The growth of the English-only movement also points to popular opposition to bilingual education. Twenty-seven American states passed legislation declaring English their official language.

These laws have been spurred by the concern that rising immigration, both legal and illegal, might dilute the fabric of American society.

The increase of immigrants generates a fear of losing control particularly with regard to language. Passing English-only laws and eliminating bilingual education intend to send a strong signal to immigrants. The US is and will remain an English-speaking country.

Although the goals of bilingual education have nothing to do with creating a bilingual society, the average citizen sees in the program only Spanish and no English. Never mind that research clearly states that the best way to educate immigrant kids is through bilingual education, which not only includes English but also all other school subjects.

Since the US has been moving to the right, particularly after the events of 9/11, it's inevitable that Bush also became more conservative than he was or claimed to be before his election of 2000.

Education is never free of politics and the new conservative climate certainly influences how the kids of immigrants are going to be educated.

That is unfortunate because education should be based on what works as demonstrated by research. That applies to American-born kids but also to those youngsters who come from other countries.

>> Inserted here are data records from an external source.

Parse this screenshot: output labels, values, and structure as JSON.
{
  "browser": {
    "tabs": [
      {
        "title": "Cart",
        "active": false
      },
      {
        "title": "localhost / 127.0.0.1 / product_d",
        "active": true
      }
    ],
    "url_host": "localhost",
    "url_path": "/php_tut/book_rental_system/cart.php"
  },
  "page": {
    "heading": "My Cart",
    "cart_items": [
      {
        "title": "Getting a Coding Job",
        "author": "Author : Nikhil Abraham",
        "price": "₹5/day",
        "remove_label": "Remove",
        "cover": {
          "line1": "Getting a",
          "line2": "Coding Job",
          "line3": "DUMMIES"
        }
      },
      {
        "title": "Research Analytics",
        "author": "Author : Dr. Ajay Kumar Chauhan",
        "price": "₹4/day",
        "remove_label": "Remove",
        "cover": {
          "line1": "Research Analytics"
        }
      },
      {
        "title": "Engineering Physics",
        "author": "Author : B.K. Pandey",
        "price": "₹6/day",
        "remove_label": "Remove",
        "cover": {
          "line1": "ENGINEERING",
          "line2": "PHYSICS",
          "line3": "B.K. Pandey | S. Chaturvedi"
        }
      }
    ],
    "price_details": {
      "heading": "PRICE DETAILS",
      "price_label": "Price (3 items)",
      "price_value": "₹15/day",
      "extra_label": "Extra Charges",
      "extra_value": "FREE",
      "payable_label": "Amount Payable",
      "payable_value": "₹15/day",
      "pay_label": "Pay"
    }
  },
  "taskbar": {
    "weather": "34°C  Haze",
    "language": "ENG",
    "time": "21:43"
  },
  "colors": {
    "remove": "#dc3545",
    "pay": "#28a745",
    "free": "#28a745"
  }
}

Research says bilingual education is effective and Bush should go back to his moderate stance of 2000 and direct his underlings to makes sure no child is left behind regardless of what language he or she may speak.



Related Articles
    Trump's Tiny Heart and DACA's Repeal
    Yesterday's Immigrants: Better Than Today's?
    Trump's Alternative Reality on Immigration: a ...
    Kaine's Español: Not Just Empty ...
    Immigration: The Supreme Court Hands GOP a ...
    Trump's Tax Returns: Our Business?
    Trump's Wall is Full of Holes
    Angry Latino Voters Will Deny Trump the ...
    Bilingualism and US Presidents
    Cruz: A "Canadian" for the US Presidency?
    Spanish in the US: Just an Immigrant Language?
    US Border Enforcement Bil Too Tough, Unwise
    Freedom of Speech in English Only?
    The GOP: No Guest Worker Program?
    Tancredo: the Ugly Face of the GOP?
    Rights for Illegal immigrants?
    Healthcare for All?
    No English, No Service?
    When Language Knowledge Means Security
    Enough Undocumented Workers?
    Bilingual Principals?
    Domestic Workers: Family Members?
    Mexico in US
    Is Immigration a Local Affair?
    Voting Rights in Español
    Profiting from Illegal Immigration?
    Job Safety for All?
    When English Only Discriminates
    Border Control with Songs?
    Guilty Parents, Innocent Children?
    Only One Language for America?
    George Bush: Already Lame Duck?
    A Comprehensive Immigration Bill That Works
    Language as Integration
    Driving in English Only?
    Illegal Workers Saving Social Security?
    Learning Languages the Easy Way?
    English-Only Laws: Why?
    Arnold Schwarzenegger: Pete Wilson II?
    Language Fluency Means Security
    Stingy Government But Generous People

Other Articles by Domenico Maceri
    Trump's Tiny Heart and DACA's Repeal
    Yesterday's Immigrants: Better Than Today's?
    Trump's Alternative Reality on Immigration: ...
    Kaine's Español: Not Just Empty ...
    Immigration: The Supreme Court Hands GOP a ...


Domenico Maceri, Ph.D., UC Santa Barbara, teaches foreign languages at Allan Hancock College in Santa Maria, CA. His articles have appeared in many newspapers including Los Angeles Times, Washington Times, Japan Times, and The Seoul Times. Some of his stories won awards from the National Association of Hispanic Publications.

 

back

 

 

 

The Seoul Times Shinheungro 25-gil 2-6 Yongsan-gu, Seoul, Korea 04337 (ZC)
Office: 02-555-6188 Email:seoultimes@gmail.com
Copyrights 2000 The Seoul Times Company  ST Banner Exchange